__Problem statement__. Could you restate word for word every line from the one containing "What's the underlying" to the end of the data below, pictures excluded?

App and web page records:
----
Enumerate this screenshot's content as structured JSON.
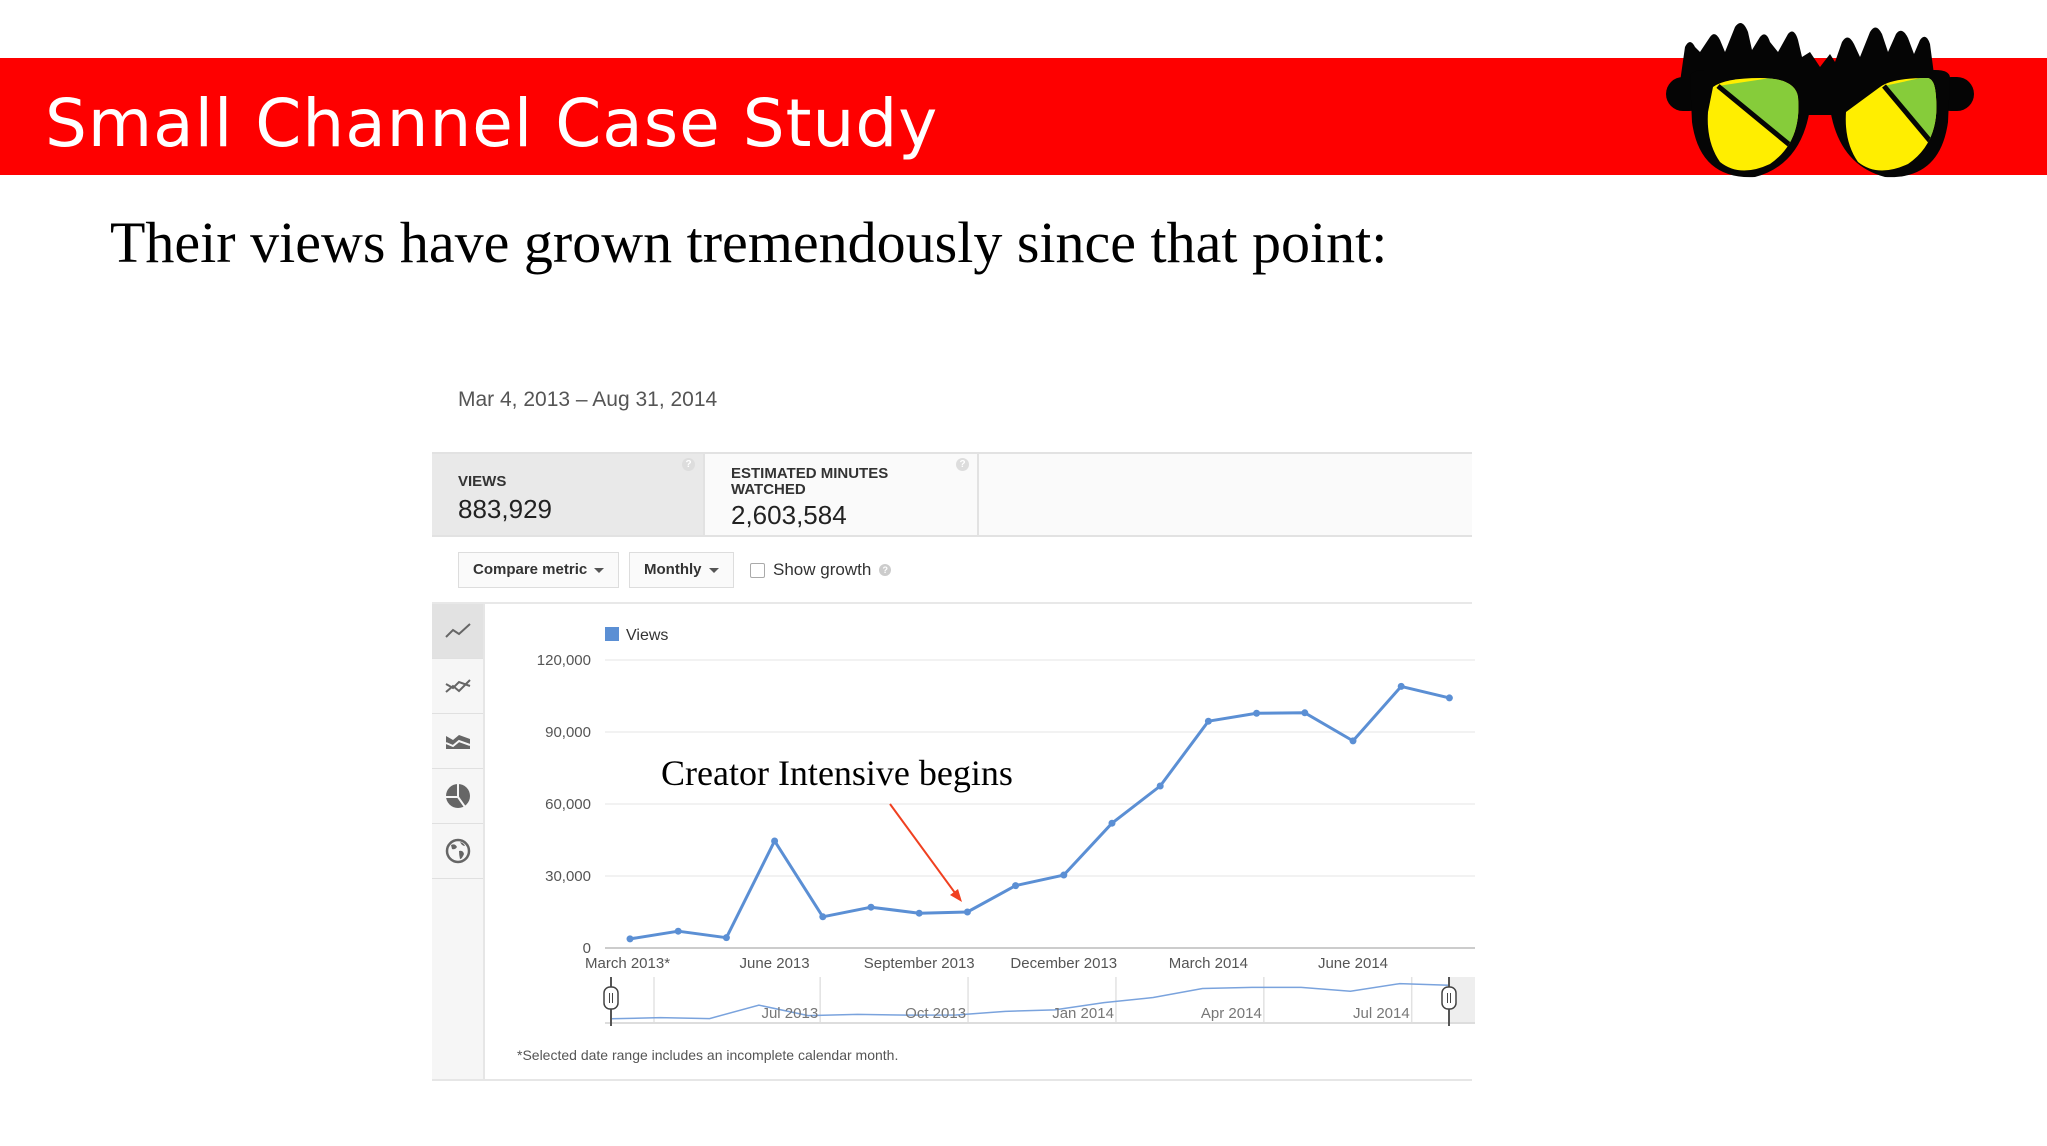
{
  "slide": {
    "title": "Small Channel Case Study",
    "subtitle": "Their views have grown tremendously since that point:",
    "logo": "glasses-logo-icon",
    "colors": {
      "band": "#fe0000",
      "lens_green": "#86cc3a",
      "lens_yellow": "#ffee00"
    }
  },
  "analytics": {
    "date_range": "Mar 4, 2013 – Aug 31, 2014",
    "metrics": [
      {
        "label_lines": [
          "VIEWS"
        ],
        "value": "883,929",
        "selected": true
      },
      {
        "label_lines": [
          "ESTIMATED MINUTES",
          "WATCHED"
        ],
        "value": "2,603,584",
        "selected": false
      }
    ],
    "help_glyph": "?",
    "toolbar": {
      "compare_metric": "Compare metric",
      "interval": "Monthly",
      "show_growth": "Show growth",
      "show_growth_checked": false
    },
    "chart_types": [
      {
        "name": "line-chart-icon",
        "active": true
      },
      {
        "name": "multi-line-chart-icon",
        "active": false
      },
      {
        "name": "stacked-area-chart-icon",
        "active": false
      },
      {
        "name": "pie-chart-icon",
        "active": false
      },
      {
        "name": "globe-map-icon",
        "active": false
      }
    ],
    "footnote": "*Selected date range includes an incomplete calendar month."
  },
  "annotation": {
    "text": "Creator Intensive begins",
    "arrow_color": "#f04020",
    "points_to": "October 2013"
  },
  "chart_data": {
    "type": "line",
    "title": "",
    "xlabel": "",
    "ylabel": "",
    "legend": [
      "Views"
    ],
    "legend_position": "top-left",
    "series_color": "#5b8fd4",
    "x": [
      "Mar 2013",
      "Apr 2013",
      "May 2013",
      "Jun 2013",
      "Jul 2013",
      "Aug 2013",
      "Sep 2013",
      "Oct 2013",
      "Nov 2013",
      "Dec 2013",
      "Jan 2014",
      "Feb 2014",
      "Mar 2014",
      "Apr 2014",
      "May 2014",
      "Jun 2014",
      "Jul 2014",
      "Aug 2014"
    ],
    "series": [
      {
        "name": "Views",
        "values": [
          3800,
          7000,
          4300,
          44600,
          13000,
          17000,
          14500,
          15000,
          26000,
          30400,
          52000,
          67500,
          94500,
          97800,
          98000,
          86300,
          109000,
          104200
        ]
      }
    ],
    "ylim": [
      0,
      120000
    ],
    "yticks": [
      0,
      30000,
      60000,
      90000,
      120000
    ],
    "ytick_labels": [
      "0",
      "30,000",
      "60,000",
      "90,000",
      "120,000"
    ],
    "xtick_labels": [
      {
        "label": "March 2013*",
        "index": 0
      },
      {
        "label": "June 2013",
        "index": 3
      },
      {
        "label": "September 2013",
        "index": 6
      },
      {
        "label": "December 2013",
        "index": 9
      },
      {
        "label": "March 2014",
        "index": 12
      },
      {
        "label": "June 2014",
        "index": 15
      }
    ],
    "grid": true,
    "navigator": {
      "labels": [
        {
          "label": "Jul 2013",
          "index": 4
        },
        {
          "label": "Oct 2013",
          "index": 7
        },
        {
          "label": "Jan 2014",
          "index": 10
        },
        {
          "label": "Apr 2014",
          "index": 13
        },
        {
          "label": "Jul 2014",
          "index": 16
        }
      ],
      "selection_start_index": 0,
      "selection_end_index": 17
    }
  }
}
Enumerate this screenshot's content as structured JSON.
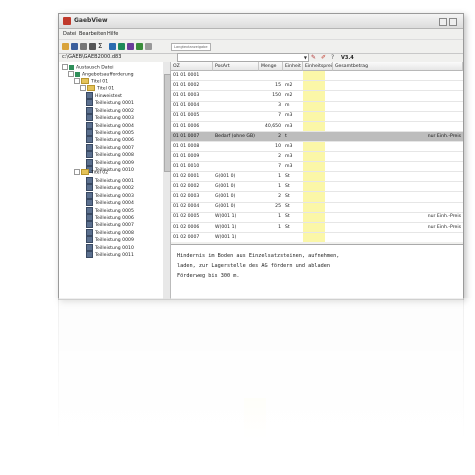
{
  "window": {
    "title": "GaebView"
  },
  "menu": [
    "Datei",
    "Bearbeiten",
    "Hilfe"
  ],
  "toolbar": {
    "filter_text": "Langtextanzeigabe"
  },
  "address": "c:\\GAEB\\GAEB2000.d83",
  "category_select": "",
  "tree": {
    "root": "Austausch Datei",
    "level1": "Angebotsaufforderung",
    "titel1": "Titel 01",
    "titel1_sub": "Titel 01",
    "items_a": [
      "Hinweistext",
      "Teilleistung 0001",
      "Teilleistung 0002",
      "Teilleistung 0003",
      "Teilleistung 0004",
      "Teilleistung 0005",
      "Teilleistung 0006",
      "Teilleistung 0007",
      "Teilleistung 0008",
      "Teilleistung 0009",
      "Teilleistung 0010"
    ],
    "titel2": "Titel 02",
    "items_b": [
      "Teilleistung 0001",
      "Teilleistung 0002",
      "Teilleistung 0003",
      "Teilleistung 0004",
      "Teilleistung 0005",
      "Teilleistung 0006",
      "Teilleistung 0007",
      "Teilleistung 0008",
      "Teilleistung 0009",
      "Teilleistung 0010",
      "Teilleistung 0011"
    ]
  },
  "grid": {
    "headers": [
      "OZ",
      "PosArt",
      "Menge",
      "Einheit",
      "Einheitspreis",
      "Gesamtbetrag"
    ],
    "rows": [
      {
        "oz": "01 01 0001",
        "posart": "",
        "menge": "",
        "einheit": "",
        "ges": ""
      },
      {
        "oz": "01 01 0002",
        "posart": "",
        "menge": "15",
        "einheit": "m2",
        "ges": ""
      },
      {
        "oz": "01 01 0003",
        "posart": "",
        "menge": "150",
        "einheit": "m2",
        "ges": ""
      },
      {
        "oz": "01 01 0004",
        "posart": "",
        "menge": "3",
        "einheit": "m",
        "ges": ""
      },
      {
        "oz": "01 01 0005",
        "posart": "",
        "menge": "7",
        "einheit": "m3",
        "ges": ""
      },
      {
        "oz": "01 01 0006",
        "posart": "",
        "menge": "40,650",
        "einheit": "m3",
        "ges": ""
      },
      {
        "oz": "01 01 0007",
        "posart": "Bedarf (ohne GB)",
        "menge": "2",
        "einheit": "t",
        "ges": "nur Einh.-Preis"
      },
      {
        "oz": "01 01 0008",
        "posart": "",
        "menge": "10",
        "einheit": "m3",
        "ges": ""
      },
      {
        "oz": "01 01 0009",
        "posart": "",
        "menge": "2",
        "einheit": "m3",
        "ges": ""
      },
      {
        "oz": "01 01 0010",
        "posart": "",
        "menge": "7",
        "einheit": "m3",
        "ges": ""
      },
      {
        "oz": "01 02 0001",
        "posart": "G(001 0)",
        "menge": "1",
        "einheit": "St",
        "ges": ""
      },
      {
        "oz": "01 02 0002",
        "posart": "G(001 0)",
        "menge": "1",
        "einheit": "St",
        "ges": ""
      },
      {
        "oz": "01 02 0003",
        "posart": "G(001 0)",
        "menge": "2",
        "einheit": "St",
        "ges": ""
      },
      {
        "oz": "01 02 0004",
        "posart": "G(001 0)",
        "menge": "25",
        "einheit": "St",
        "ges": ""
      },
      {
        "oz": "01 02 0005",
        "posart": "W(001 1)",
        "menge": "1",
        "einheit": "St",
        "ges": "nur Einh.-Preis"
      },
      {
        "oz": "01 02 0006",
        "posart": "W(001 1)",
        "menge": "1",
        "einheit": "St",
        "ges": "nur Einh.-Preis"
      },
      {
        "oz": "01 02 0007",
        "posart": "W(001 1)",
        "menge": "",
        "einheit": "",
        "ges": ""
      }
    ],
    "selected_row": 6
  },
  "detail": {
    "lines": [
      "Hindernis im Boden aus Einzelsatzsteinen, aufnehmen,",
      "laden, zur Lagerstelle des AG fördern und abladen",
      "Förderweg bis 300 m."
    ]
  },
  "colors": {
    "yellow_column": "#fbf7a8",
    "selection": "#bdbdbd"
  }
}
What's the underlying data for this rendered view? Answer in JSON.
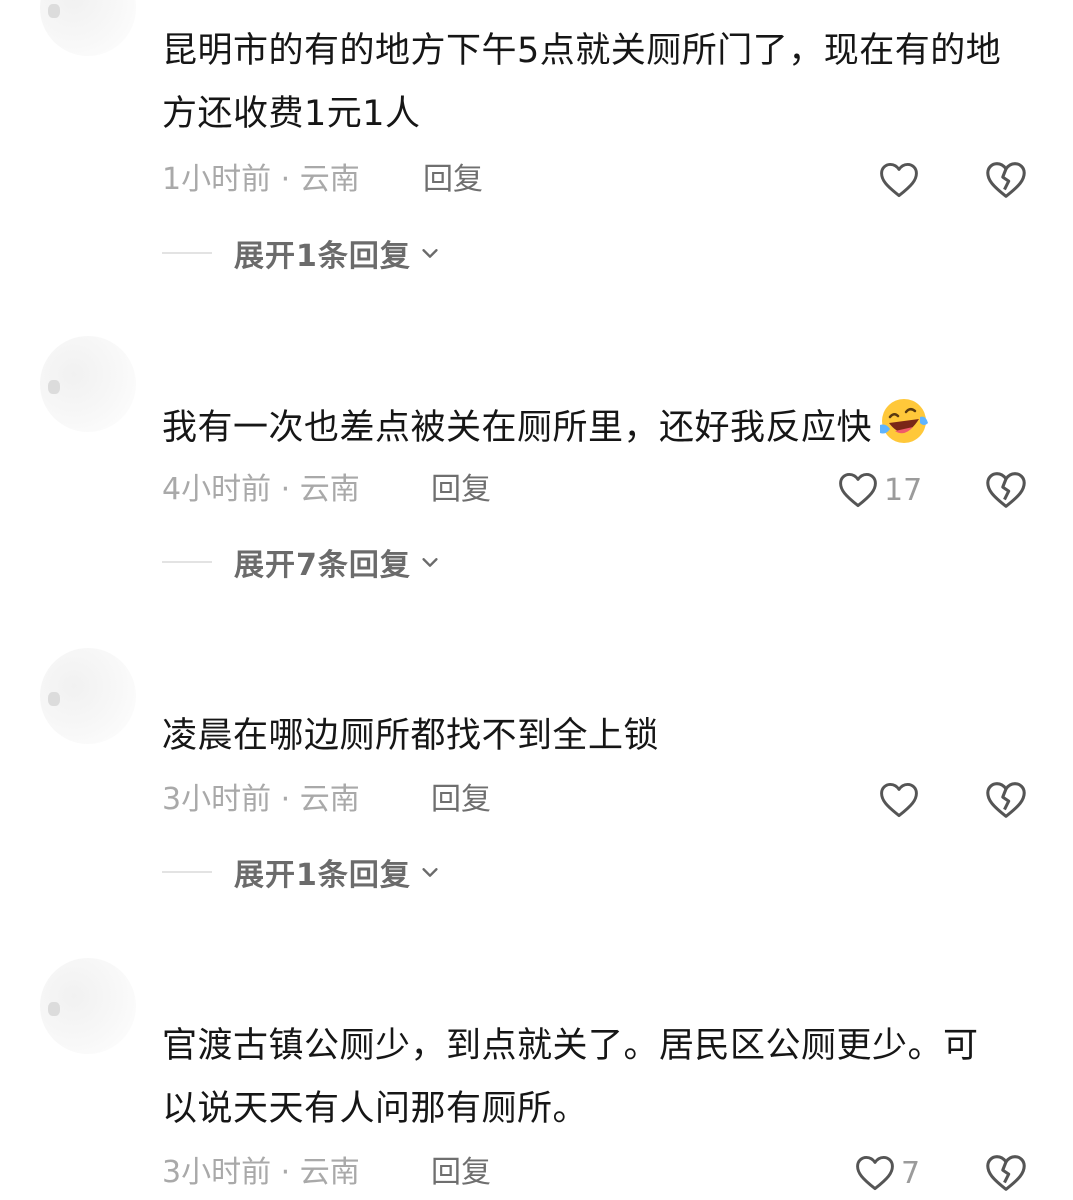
{
  "comments": [
    {
      "username": "",
      "text": "昆明市的有的地方下午5点就关厕所门了，现在有的地方还收费1元1人",
      "time": "1小时前 · 云南",
      "reply_label": "回复",
      "likes": "",
      "expand_label": "展开1条回复"
    },
    {
      "username": "",
      "text": "我有一次也差点被关在厕所里，还好我反应快",
      "emoji": "laughing-crying-emoji",
      "time": "4小时前 · 云南",
      "reply_label": "回复",
      "likes": "17",
      "expand_label": "展开7条回复"
    },
    {
      "username": "",
      "text": "凌晨在哪边厕所都找不到全上锁",
      "time": "3小时前 · 云南",
      "reply_label": "回复",
      "likes": "",
      "expand_label": "展开1条回复"
    },
    {
      "username": "",
      "text": "官渡古镇公厕少，到点就关了。居民区公厕更少。可以说天天有人问那有厕所。",
      "time": "3小时前 · 云南",
      "reply_label": "回复",
      "likes": "7"
    }
  ],
  "icons": {
    "like": "heart-outline-icon",
    "dislike": "broken-heart-icon",
    "expand": "chevron-down-icon"
  },
  "colors": {
    "text": "#161616",
    "meta": "#a9a9a9",
    "icon": "#555555"
  }
}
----
__Expected answer__.
What's the underlying data for this rendered view? Answer in JSON.
{
  "comments": [
    {
      "username": "",
      "text": "昆明市的有的地方下午5点就关厕所门了，现在有的地方还收费1元1人",
      "time": "1小时前 · 云南",
      "reply_label": "回复",
      "likes": "",
      "expand_label": "展开1条回复"
    },
    {
      "username": "",
      "text": "我有一次也差点被关在厕所里，还好我反应快",
      "emoji": "laughing-crying-emoji",
      "time": "4小时前 · 云南",
      "reply_label": "回复",
      "likes": "17",
      "expand_label": "展开7条回复"
    },
    {
      "username": "",
      "text": "凌晨在哪边厕所都找不到全上锁",
      "time": "3小时前 · 云南",
      "reply_label": "回复",
      "likes": "",
      "expand_label": "展开1条回复"
    },
    {
      "username": "",
      "text": "官渡古镇公厕少，到点就关了。居民区公厕更少。可以说天天有人问那有厕所。",
      "time": "3小时前 · 云南",
      "reply_label": "回复",
      "likes": "7"
    }
  ],
  "icons": {
    "like": "heart-outline-icon",
    "dislike": "broken-heart-icon",
    "expand": "chevron-down-icon"
  },
  "colors": {
    "text": "#161616",
    "meta": "#a9a9a9",
    "icon": "#555555"
  }
}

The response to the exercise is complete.